The following is a conversation with SS that details her interpretation of the Japanese legend about the Dojo Temple (Dojoji in Japanese).
SS: The story is about the Dojo temple; the title comes from a temple that forbid women from entering. Women were considered to pollute the sacred religious space. There’s a story that surrounds this temple where at a nearby, I think it was an inn, a woman was running the inn, you know, like, a little house that she was letting people stay at and she’s running it, a beautiful monk comes, and they fall in love, or maybe not exactly in love, because she seems to be really interested in him and he promises her that he will come back after he goes to this religious pilgrimage to Dojoji, this temple. Well, it turns out that he was just using that as an excuse because he got scared of her, so he goes away. But the woman gets really angry when she finds this out and turns into a serpent and then chases the guy until he gets to the temple and hides in this, kind of like, bell, and the serpent coils around the bell and burns him to death. So, there’s a lot of variations of the story but this is like the main part. So, you can see the story can be very dramatic and the Japanese perform it a lot, so you can see it in Kabuki theater, Noh theater, puppet theater, etc., etc.
EK: Would you say this is a legend or more of just a story?
SS: Well, it’s kind of hard to say. It’s been retold a lot in narrative form, performance, and so on, it’s all over the place, it’s been around from medieval to early modern Japan, which is from like eleventh century to 1868. It first appears in a religious text, so it could be a story that was made up to alert men of the danger of women, that they kind of pollute the sacred space. But then people became fascinated in the serpent itself. So, like in artworks, they’re not at all interested in the moral of the story that was important for probably the religious community very early on, but [instead] in the serpent that keeps on becoming this dramatic highlight.
EK: Where did you first hear this?
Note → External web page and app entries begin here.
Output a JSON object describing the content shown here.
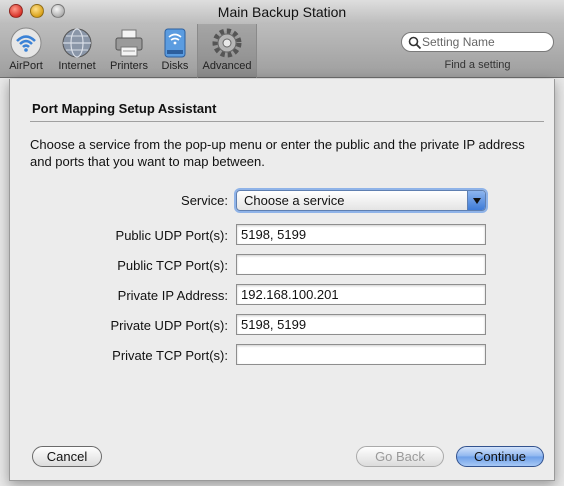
{
  "window": {
    "title": "Main Backup Station"
  },
  "toolbar": {
    "items": [
      {
        "label": "AirPort",
        "icon": "airport-icon"
      },
      {
        "label": "Internet",
        "icon": "globe-icon"
      },
      {
        "label": "Printers",
        "icon": "printer-icon"
      },
      {
        "label": "Disks",
        "icon": "disk-icon"
      },
      {
        "label": "Advanced",
        "icon": "gear-icon",
        "selected": true
      }
    ],
    "search": {
      "placeholder": "Setting Name",
      "hint": "Find a setting"
    }
  },
  "sheet": {
    "title": "Port Mapping Setup Assistant",
    "instructions": "Choose a service from the pop-up menu or enter the public and the private IP address and ports that you want to map between.",
    "service": {
      "label": "Service:",
      "selected": "Choose a service"
    },
    "fields": [
      {
        "label": "Public UDP Port(s):",
        "value": "5198, 5199"
      },
      {
        "label": "Public TCP Port(s):",
        "value": ""
      },
      {
        "label": "Private IP Address:",
        "value": "192.168.100.201"
      },
      {
        "label": "Private UDP Port(s):",
        "value": "5198, 5199"
      },
      {
        "label": "Private TCP Port(s):",
        "value": ""
      }
    ],
    "buttons": {
      "cancel": "Cancel",
      "back": "Go Back",
      "continue": "Continue"
    }
  },
  "colors": {
    "accent": "#6d9fe8",
    "window_bg": "#e8e8e8"
  }
}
SS: I mean it’s one of those works that you read in school, like, one of those works that keeps coming up when you’re teaching pre-modern literature. It’s just all over the place. It’s actually associated with a specific region, like there’s and actual temple and a space, so I think, there are lots of different ways to access or come in contact with it. I grew up in Japan too, so I also know the story pretty well.
I believe the story that SS is a legend, in that it has questions of factuality but occurs in the real world. It seems that there are several variations of this story out there as well. SS noted that its origins are in religious texts and it’s also told by word-of-mouth, as well as performed in many different Japanese theaters, all of which I’m sure have their own interpretations or performances of the story. It seems that back when the story was first thought up, women were not thought of very highly of, as the legend presents the woman as pollution to sacred spaced, as well as a serpent creature. A serpent symbolic of being sneaky and deceitful, like the snake in the story of Adam and Eve in the Garden of Eden.
I suppose that this could have been fable at the time for men to hear in order for them to watch out for women who would “cause” them cheat on their wives or manipulate them into doing bad things. Overall, I think it’s an easy legend to repeat, so although there is most likely lots of variation to the story, the way it flows has helped the main plot remain similar over thousands of years.